ETIAS, which stands for European Travel Information and Authorization System, is a protective measure taken by the 26 member countries of Europe’s Schengen Area to strengthen their borders, tighten security, and curb terrorism. Starting in 2021, previously visa-free travelers will need to have an ETIAS authorization in order to board any Schengen Area-bound form of transport. (Countries in this designation include France, Italy, Germany, Austria, Greece, and Spain, among others.)
It’s also important to note that Schengen Area countries are not the same as those in the European Union. Non-EU members such as Iceland, Norway, Switzerland, and Monaco belong to the Schengen Area, and thus require an ETIAS. But traveling to Croatia, for instance, which is an EU member but not in the Schengen zone, does not. If you hold a citizenship from any EU member country, an ETIAS is not required. If you’re not sure whether your citizenship will require an ETIAS, check here.
HOW DO YOU APPLY FOR ONE?
The process is simple and completely electronic. You will have to fill out an online application which will collect personal data and passport information, and require you to answer a series of background questions regarding health, any criminal history, or travel to conflict zones. To be notified when the application is available, submit your name and email address here.
IS THERE A FEE?
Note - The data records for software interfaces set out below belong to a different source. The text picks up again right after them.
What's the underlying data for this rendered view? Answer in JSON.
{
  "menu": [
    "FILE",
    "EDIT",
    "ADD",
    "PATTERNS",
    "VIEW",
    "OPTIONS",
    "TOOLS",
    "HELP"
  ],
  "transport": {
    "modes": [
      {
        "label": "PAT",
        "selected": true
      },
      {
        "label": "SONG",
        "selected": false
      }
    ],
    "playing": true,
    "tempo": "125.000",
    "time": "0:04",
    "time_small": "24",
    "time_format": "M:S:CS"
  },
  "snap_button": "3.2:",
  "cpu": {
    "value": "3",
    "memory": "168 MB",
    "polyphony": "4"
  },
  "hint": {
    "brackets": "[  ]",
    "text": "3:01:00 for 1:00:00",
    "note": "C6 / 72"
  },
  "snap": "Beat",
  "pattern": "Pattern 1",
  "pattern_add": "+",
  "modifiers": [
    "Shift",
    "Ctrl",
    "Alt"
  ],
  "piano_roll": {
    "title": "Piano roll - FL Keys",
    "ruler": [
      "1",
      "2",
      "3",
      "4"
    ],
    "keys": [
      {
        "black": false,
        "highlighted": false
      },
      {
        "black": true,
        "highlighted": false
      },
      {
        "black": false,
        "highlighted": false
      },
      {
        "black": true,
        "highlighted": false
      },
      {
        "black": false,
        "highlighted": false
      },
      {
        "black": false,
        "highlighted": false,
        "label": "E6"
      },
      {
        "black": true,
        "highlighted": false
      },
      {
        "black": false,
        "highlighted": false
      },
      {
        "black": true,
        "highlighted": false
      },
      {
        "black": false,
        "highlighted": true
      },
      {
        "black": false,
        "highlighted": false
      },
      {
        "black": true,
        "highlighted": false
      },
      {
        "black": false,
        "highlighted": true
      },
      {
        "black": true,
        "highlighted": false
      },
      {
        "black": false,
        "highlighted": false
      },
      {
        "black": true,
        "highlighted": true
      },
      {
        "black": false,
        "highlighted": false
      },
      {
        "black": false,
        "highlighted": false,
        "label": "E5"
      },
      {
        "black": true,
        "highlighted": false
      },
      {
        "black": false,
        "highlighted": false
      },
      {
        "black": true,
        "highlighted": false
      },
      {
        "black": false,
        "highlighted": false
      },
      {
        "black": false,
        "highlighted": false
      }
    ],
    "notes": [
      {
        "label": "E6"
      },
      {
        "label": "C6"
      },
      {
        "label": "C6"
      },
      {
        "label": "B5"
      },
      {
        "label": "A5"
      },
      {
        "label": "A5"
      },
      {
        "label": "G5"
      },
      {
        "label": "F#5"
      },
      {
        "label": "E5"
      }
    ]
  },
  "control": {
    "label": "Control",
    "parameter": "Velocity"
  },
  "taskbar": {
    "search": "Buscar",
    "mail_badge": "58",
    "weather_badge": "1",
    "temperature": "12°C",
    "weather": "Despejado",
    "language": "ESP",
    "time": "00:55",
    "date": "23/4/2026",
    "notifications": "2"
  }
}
Yes, it costs 7 euros to submit the application for travelers between the ages of 18 and 70. A majority of travelers will get their application approved within minutes of payment. The ETIAS travel authorization is valid for three years and covers any trips to the Schengen Area within that time frame. Keep in mind that if you plan on staying in Europe for more than 90 days, typical visa rules still apply—an ETIAS is not a substitute.